McIvor’s case only dealt with one small group of Aboriginal people who are discriminated against. There are numerous ways in which the registration provisions of the Act discriminate against Aboriginal peoples:
(1) Gender discrimination – An individual traces their Aboriginal ancestry through their maternal line (mother, grandmother, greatgrandmother) instead of through the paternal line (father, grandfather, greatgrandfather);
* Although the amendments to the Act in response to McIvor will address some of these people, it will not address of those affected by this kind of gender discrimination.
(2) Arbitrary cut-off date – The date on which a person was born means that some pre-1985 babies have status, but those born post-1985 may not;
(3) Illegitimate siblings – Brothers and sisters from the same family may or may not have status based on whether their parent was male or female and whether the child was male or female and born out of wedlock;
(4) Unstated paternity – If an unwed Indian woman does not name the father of her child, there is a legal presumption that the father did not have status – this results in the child having lesser or no status;
(5) Métis scrip takers – Aboriginal peoples who took scrip are not eligible for status regardless of their actual cultural identities as Indians versus Métis;
(6) Second generation cut-off – Indians may be refused status because one of their parents do not have status – this equates to a blood quantum requirement that discriminates against those children of mixed marriages;
(7) Non-Aboriginal preference – (a) Non-Aboriginal women who gained status through marriage are allowed to keep their status and pass on better status to their children than Aboriginal women and their children; (b) Adoptions – Non-Aboriginal children who are adopted into Indian families can have better status than Aboriginal children born of Indian parent(s).

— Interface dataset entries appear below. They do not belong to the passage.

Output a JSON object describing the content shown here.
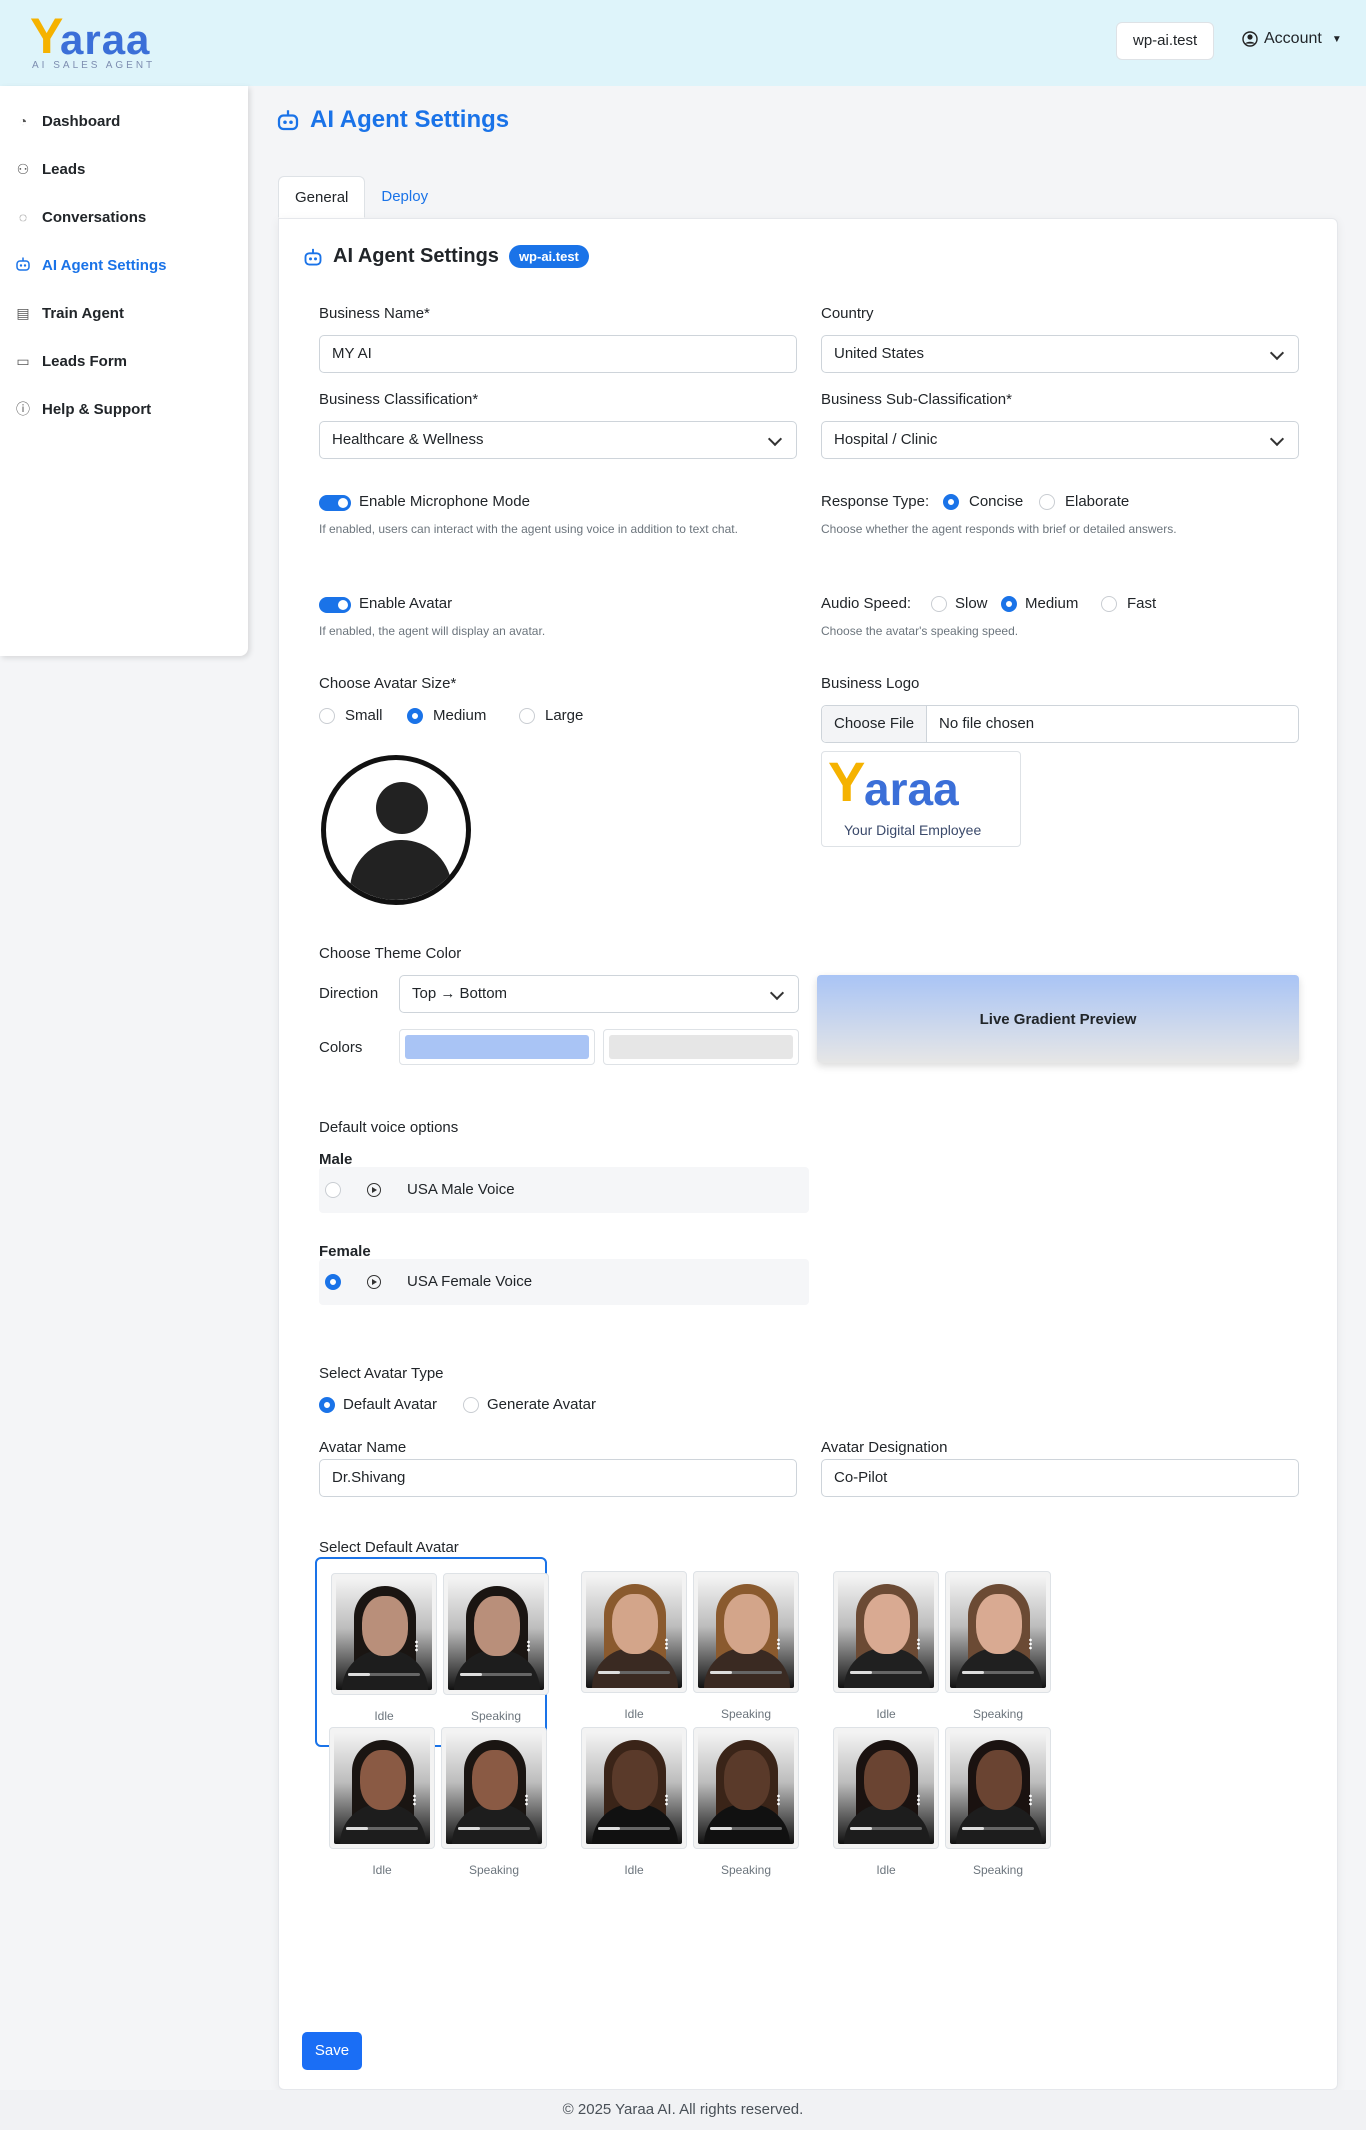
{
  "brand": {
    "logo_y": "Y",
    "logo_rest": "araa",
    "tagline": "AI SALES AGENT"
  },
  "header": {
    "site_button": "wp-ai.test",
    "account_label": "Account"
  },
  "sidebar": {
    "items": [
      {
        "label": "Dashboard",
        "icon": "dashboard-icon"
      },
      {
        "label": "Leads",
        "icon": "users-icon"
      },
      {
        "label": "Conversations",
        "icon": "chat-icon"
      },
      {
        "label": "AI Agent Settings",
        "icon": "robot-icon",
        "active": true
      },
      {
        "label": "Train Agent",
        "icon": "clipboard-icon"
      },
      {
        "label": "Leads Form",
        "icon": "form-icon"
      },
      {
        "label": "Help & Support",
        "icon": "help-icon"
      }
    ]
  },
  "page": {
    "title": "AI Agent Settings"
  },
  "tabs": [
    {
      "label": "General",
      "active": true
    },
    {
      "label": "Deploy",
      "active": false
    }
  ],
  "card": {
    "title": "AI Agent Settings",
    "badge": "wp-ai.test"
  },
  "form": {
    "business_name": {
      "label": "Business Name*",
      "value": "MY AI"
    },
    "country": {
      "label": "Country",
      "value": "United States"
    },
    "classification": {
      "label": "Business Classification*",
      "value": "Healthcare & Wellness"
    },
    "sub_classification": {
      "label": "Business Sub-Classification*",
      "value": "Hospital / Clinic"
    },
    "microphone": {
      "label": "Enable Microphone Mode",
      "enabled": true,
      "help": "If enabled, users can interact with the agent using voice in addition to text chat."
    },
    "response_type": {
      "label": "Response Type:",
      "options": [
        "Concise",
        "Elaborate"
      ],
      "selected": "Concise",
      "help": "Choose whether the agent responds with brief or detailed answers."
    },
    "avatar_toggle": {
      "label": "Enable Avatar",
      "enabled": true,
      "help": "If enabled, the agent will display an avatar."
    },
    "audio_speed": {
      "label": "Audio Speed:",
      "options": [
        "Slow",
        "Medium",
        "Fast"
      ],
      "selected": "Medium",
      "help": "Choose the avatar's speaking speed."
    },
    "avatar_size": {
      "label": "Choose Avatar Size*",
      "options": [
        "Small",
        "Medium",
        "Large"
      ],
      "selected": "Medium"
    },
    "business_logo": {
      "label": "Business Logo",
      "button": "Choose File",
      "file_name": "No file chosen",
      "preview_y": "Y",
      "preview_rest": "araa",
      "preview_tagline": "Your Digital Employee"
    },
    "theme": {
      "label": "Choose Theme Color",
      "direction_label": "Direction",
      "direction_value": "Top → Bottom",
      "colors_label": "Colors",
      "color1": "#a9c4f5",
      "color2": "#e6e6e6",
      "preview_label": "Live Gradient Preview"
    },
    "voice": {
      "label": "Default voice options",
      "male_heading": "Male",
      "male_option": "USA Male Voice",
      "female_heading": "Female",
      "female_option": "USA Female Voice",
      "selected": "USA Female Voice"
    },
    "avatar_type": {
      "label": "Select Avatar Type",
      "options": [
        "Default Avatar",
        "Generate Avatar"
      ],
      "selected": "Default Avatar"
    },
    "avatar_name": {
      "label": "Avatar Name",
      "value": "Dr.Shivang"
    },
    "avatar_designation": {
      "label": "Avatar Designation",
      "value": "Co-Pilot"
    },
    "default_avatar": {
      "label": "Select Default Avatar",
      "idle_label": "Idle",
      "speaking_label": "Speaking",
      "selected_index": 0
    },
    "save_label": "Save"
  },
  "footer": {
    "text": "© 2025 Yaraa AI. All rights reserved."
  }
}
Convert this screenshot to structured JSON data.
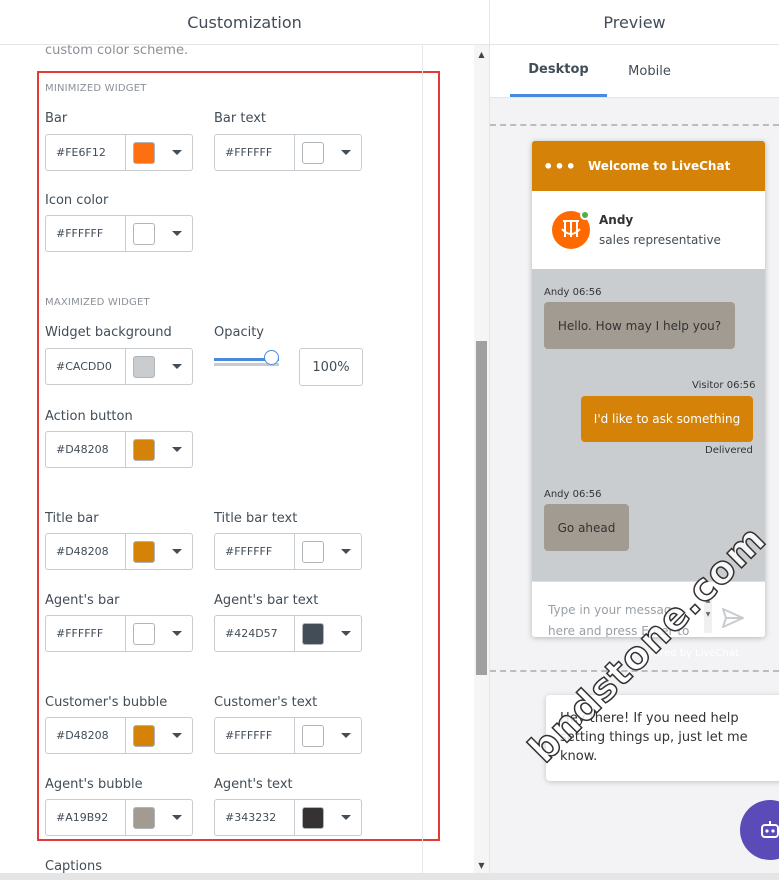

As can be seen by the above, there are numerous discrimination issues that need to be addressed in the Act.
It is time for Canada to pull itself out of the dark ages, and put some action behind its apology. When Canada apologized for residential schools and the assimilatory attitudes upon which that policy was based – it seemed to forget that the Indian Act’s status provisions were designed to assimilate Aboriginal peoples into the dominant society and continues to do so.
Canada does not have the right or authority to determine the individual or communal identities of Aboriginal peoples. Canada’s authority under section 91(24) may give it the legislative jurisdiction to manage the relationship with “Indians and lands reserved for the Indians” but that does not confer a right to determine our identities. This is a right that is inherent to the right of Aboriginal peoples to be self-determining. Canada has negatively impacted our identities for generations – it’s time we were able to heal and re-assert our own identities.
No where in out treaties did it say that there was a cut-off date for determining Aboriginality nor was registration even contemplated when our treaties were signed. It is time to assert our authority in this area. True Nations do not let other Nations tell them how to determine their own citizenship. Our treaties were negotiated by our ancestors for the benefit of our “heirs and heirs forever”. It is time for Canada to undo the harm it has caused.
I believe that a whole-scale review of the Indian Act is necessary to bring all provisions of the Act in line with the Charter, the Canadian Human Rights Act, the Constitution Act and all international human rights covenants to which Canada is bound. Obviously, amendments to the Indian Act would be an interim solution until such time as modern treaty, land claim and/or self-government agreements have been negotiated. The only question is whether Canada is willing to put action behind its apology and whether Aboriginal people are ready to protect their future generations?